Outcomes

The main outcome explored whether The Money Workshops made a difference to students’ behaviours and attitudes towards money. Five secondary outcomes were:

  • Confidence with managing money;
  • Confidence talking about money;
  • Knowledge of savings and credit;
  • Knowledge of planning and budgeting;
  • Knowledge of ‘money’ (according to a knowledge score developed for this study).

Key findings

Outcome evaluation

  • There was no significant difference between the intervention and control group students’ attitudes and behaviours relating to money, which was the primary measurable outcome for the trial.
  • However, the Money Workshops had a significant positive effect on:
    • Self-reported confidence in managing money: 94% of students in the intervention group had a positive confidence rating at follow up compared to 79% at baseline.
    • Knowledge of savings and credit: 85% of students in the intervention group had a positive rating after the intervention compared to 79% at baseline.
    • There were no significant differences between participants in the intervention and control group regarding confidence talking about money or knowledge of money.

Process evaluation
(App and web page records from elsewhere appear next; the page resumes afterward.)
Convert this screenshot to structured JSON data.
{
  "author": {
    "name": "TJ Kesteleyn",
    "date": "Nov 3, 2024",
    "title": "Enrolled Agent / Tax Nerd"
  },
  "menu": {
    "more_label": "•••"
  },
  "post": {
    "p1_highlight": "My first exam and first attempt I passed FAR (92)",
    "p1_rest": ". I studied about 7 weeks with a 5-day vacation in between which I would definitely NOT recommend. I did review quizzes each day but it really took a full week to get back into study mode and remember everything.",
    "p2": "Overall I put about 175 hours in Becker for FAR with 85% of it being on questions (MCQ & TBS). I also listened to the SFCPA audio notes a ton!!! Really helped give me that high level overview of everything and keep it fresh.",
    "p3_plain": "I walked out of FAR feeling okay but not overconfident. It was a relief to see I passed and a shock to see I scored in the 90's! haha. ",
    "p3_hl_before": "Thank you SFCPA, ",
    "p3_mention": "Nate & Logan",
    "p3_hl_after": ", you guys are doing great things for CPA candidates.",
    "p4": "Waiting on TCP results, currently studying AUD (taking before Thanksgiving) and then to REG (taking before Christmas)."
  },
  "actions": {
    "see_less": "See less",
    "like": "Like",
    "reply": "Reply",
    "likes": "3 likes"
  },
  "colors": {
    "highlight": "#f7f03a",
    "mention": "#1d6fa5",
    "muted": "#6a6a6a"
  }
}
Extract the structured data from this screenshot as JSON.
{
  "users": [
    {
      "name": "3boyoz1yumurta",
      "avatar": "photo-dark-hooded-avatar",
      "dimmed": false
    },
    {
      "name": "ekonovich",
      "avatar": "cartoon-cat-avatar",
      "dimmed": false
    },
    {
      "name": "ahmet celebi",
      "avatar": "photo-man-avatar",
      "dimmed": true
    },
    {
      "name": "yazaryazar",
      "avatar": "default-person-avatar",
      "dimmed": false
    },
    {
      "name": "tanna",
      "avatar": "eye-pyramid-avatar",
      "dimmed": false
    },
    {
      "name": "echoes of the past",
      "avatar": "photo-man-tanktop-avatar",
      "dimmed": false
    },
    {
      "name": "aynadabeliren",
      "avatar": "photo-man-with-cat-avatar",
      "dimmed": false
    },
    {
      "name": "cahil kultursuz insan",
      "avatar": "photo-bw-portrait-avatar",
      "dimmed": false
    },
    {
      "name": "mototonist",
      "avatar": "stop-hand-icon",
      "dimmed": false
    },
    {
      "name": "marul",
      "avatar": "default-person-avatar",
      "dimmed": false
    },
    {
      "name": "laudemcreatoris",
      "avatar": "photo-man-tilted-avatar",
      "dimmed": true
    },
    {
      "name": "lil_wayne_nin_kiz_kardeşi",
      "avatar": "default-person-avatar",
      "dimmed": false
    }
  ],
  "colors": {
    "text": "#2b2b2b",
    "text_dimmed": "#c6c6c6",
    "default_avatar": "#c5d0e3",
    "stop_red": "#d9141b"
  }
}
  • It appears workshops were delivered in a positive and effective way. Feedback from over 700 KS4 and post-16 students, and 22 teachers from 20 intervention schools, showed that the workshops were easy to follow, provided new learning and were believed to be highly relevant particularly to students’ futures.
  • Students found the consultants to be highly knowledgeable and understandable.
  • Teachers reported benefits for their own capability to deliver financial education, as well as feeling the profile of financial education in the school had increased.
  • The workshops were delivered as intended, with very little adaptation, and were perceived by teachers to be high quality.
  • Money Workshops are free to schools and require only minimal time to book and set up. The delivery cost (without extra evaluation costs) is £200 per workshop.

Points to consider

Methodological strengths and limitations:

  • The authors acknowledge self-reported attitudes are used in places, as opposed to behavioural scores.
  • Statistical testing was employed, so we can be confident that where changes are reported they are significant (though they are not always shown to be significantly different from the control group.

Relevance:

  • This report is relevant to all stakeholders, charities and policymakers with an interest in financial education interventions among children and young adults, and particularly those looking to commission or facilitate ‘in-classroom’ interventions aimed at multiple cohorts of people.

Generalisability/ transferability:

  • The research is based on relatively strong numbers with a good geographic spread throughout most of the United Kingdom (excluding Scotland). Combined with the statistical testing, some of the findings can be generalised to the general population as indicative of ‘what works’ among this target group.

Full report

Randomised controlled trial evaluation of The Money Charity’s workshops in Schools - full report

Key info

Programme delivered by
The Money Charity
Year of publication
2018
Country/Countries
England, Northern Ireland & Wales
Contact information

Pippa Lord - p.lord@nfer.ac.uk